BEGIN Listed records

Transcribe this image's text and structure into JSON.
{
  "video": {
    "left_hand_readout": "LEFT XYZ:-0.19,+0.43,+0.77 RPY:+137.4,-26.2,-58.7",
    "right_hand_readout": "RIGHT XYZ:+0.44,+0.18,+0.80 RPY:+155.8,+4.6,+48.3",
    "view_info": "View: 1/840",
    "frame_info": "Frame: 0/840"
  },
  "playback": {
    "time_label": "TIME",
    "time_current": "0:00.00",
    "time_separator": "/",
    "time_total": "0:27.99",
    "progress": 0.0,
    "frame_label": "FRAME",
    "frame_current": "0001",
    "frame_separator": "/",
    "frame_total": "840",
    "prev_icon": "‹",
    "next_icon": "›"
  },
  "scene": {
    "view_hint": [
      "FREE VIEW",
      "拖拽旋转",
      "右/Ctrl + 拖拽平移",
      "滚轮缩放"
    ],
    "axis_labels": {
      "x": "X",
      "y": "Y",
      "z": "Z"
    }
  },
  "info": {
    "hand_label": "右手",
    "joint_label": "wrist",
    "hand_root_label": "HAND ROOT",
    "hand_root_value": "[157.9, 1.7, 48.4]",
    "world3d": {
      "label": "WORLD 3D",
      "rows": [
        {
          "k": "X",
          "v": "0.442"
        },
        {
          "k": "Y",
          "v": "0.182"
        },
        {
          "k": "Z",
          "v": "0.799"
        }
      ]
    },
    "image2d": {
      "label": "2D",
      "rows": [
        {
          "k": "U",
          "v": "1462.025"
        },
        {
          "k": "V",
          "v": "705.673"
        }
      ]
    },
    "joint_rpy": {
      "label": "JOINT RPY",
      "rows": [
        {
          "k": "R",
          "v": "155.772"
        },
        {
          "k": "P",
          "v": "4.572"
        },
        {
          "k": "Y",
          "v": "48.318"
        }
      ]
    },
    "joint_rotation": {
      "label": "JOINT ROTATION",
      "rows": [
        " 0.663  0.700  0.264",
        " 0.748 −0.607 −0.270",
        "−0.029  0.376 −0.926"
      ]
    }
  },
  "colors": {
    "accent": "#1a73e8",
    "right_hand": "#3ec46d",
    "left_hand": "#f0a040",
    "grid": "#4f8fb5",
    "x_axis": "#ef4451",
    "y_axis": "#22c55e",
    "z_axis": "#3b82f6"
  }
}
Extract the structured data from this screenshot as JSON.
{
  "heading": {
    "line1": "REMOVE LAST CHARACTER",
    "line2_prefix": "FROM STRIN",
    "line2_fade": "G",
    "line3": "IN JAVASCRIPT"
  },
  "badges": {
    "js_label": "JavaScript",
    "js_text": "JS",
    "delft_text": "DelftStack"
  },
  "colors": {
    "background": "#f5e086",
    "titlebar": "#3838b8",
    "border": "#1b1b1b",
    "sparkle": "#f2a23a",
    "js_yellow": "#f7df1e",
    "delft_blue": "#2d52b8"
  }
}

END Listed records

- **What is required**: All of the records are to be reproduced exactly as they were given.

- **Exercise result**:
Transcribe this image's text and structure into JSON.
{
  "video": {
    "left_hand_readout": "LEFT XYZ:-0.19,+0.43,+0.77 RPY:+137.4,-26.2,-58.7",
    "right_hand_readout": "RIGHT XYZ:+0.44,+0.18,+0.80 RPY:+155.8,+4.6,+48.3",
    "view_info": "View: 1/840",
    "frame_info": "Frame: 0/840"
  },
  "playback": {
    "time_label": "TIME",
    "time_current": "0:00.00",
    "time_separator": "/",
    "time_total": "0:27.99",
    "progress": 0.0,
    "frame_label": "FRAME",
    "frame_current": "0001",
    "frame_separator": "/",
    "frame_total": "840",
    "prev_icon": "‹",
    "next_icon": "›"
  },
  "scene": {
    "view_hint": [
      "FREE VIEW",
      "拖拽旋转",
      "右/Ctrl + 拖拽平移",
      "滚轮缩放"
    ],
    "axis_labels": {
      "x": "X",
      "y": "Y",
      "z": "Z"
    }
  },
  "info": {
    "hand_label": "右手",
    "joint_label": "wrist",
    "hand_root_label": "HAND ROOT",
    "hand_root_value": "[157.9, 1.7, 48.4]",
    "world3d": {
      "label": "WORLD 3D",
      "rows": [
        {
          "k": "X",
          "v": "0.442"
        },
        {
          "k": "Y",
          "v": "0.182"
        },
        {
          "k": "Z",
          "v": "0.799"
        }
      ]
    },
    "image2d": {
      "label": "2D",
      "rows": [
        {
          "k": "U",
          "v": "1462.025"
        },
        {
          "k": "V",
          "v": "705.673"
        }
      ]
    },
    "joint_rpy": {
      "label": "JOINT RPY",
      "rows": [
        {
          "k": "R",
          "v": "155.772"
        },
        {
          "k": "P",
          "v": "4.572"
        },
        {
          "k": "Y",
          "v": "48.318"
        }
      ]
    },
    "joint_rotation": {
      "label": "JOINT ROTATION",
      "rows": [
        " 0.663  0.700  0.264",
        " 0.748 −0.607 −0.270",
        "−0.029  0.376 −0.926"
      ]
    }
  },
  "colors": {
    "accent": "#1a73e8",
    "right_hand": "#3ec46d",
    "left_hand": "#f0a040",
    "grid": "#4f8fb5",
    "x_axis": "#ef4451",
    "y_axis": "#22c55e",
    "z_axis": "#3b82f6"
  }
}
Extract the structured data from this screenshot as JSON.
{
  "heading": {
    "line1": "REMOVE LAST CHARACTER",
    "line2_prefix": "FROM STRIN",
    "line2_fade": "G",
    "line3": "IN JAVASCRIPT"
  },
  "badges": {
    "js_label": "JavaScript",
    "js_text": "JS",
    "delft_text": "DelftStack"
  },
  "colors": {
    "background": "#f5e086",
    "titlebar": "#3838b8",
    "border": "#1b1b1b",
    "sparkle": "#f2a23a",
    "js_yellow": "#f7df1e",
    "delft_blue": "#2d52b8"
  }
}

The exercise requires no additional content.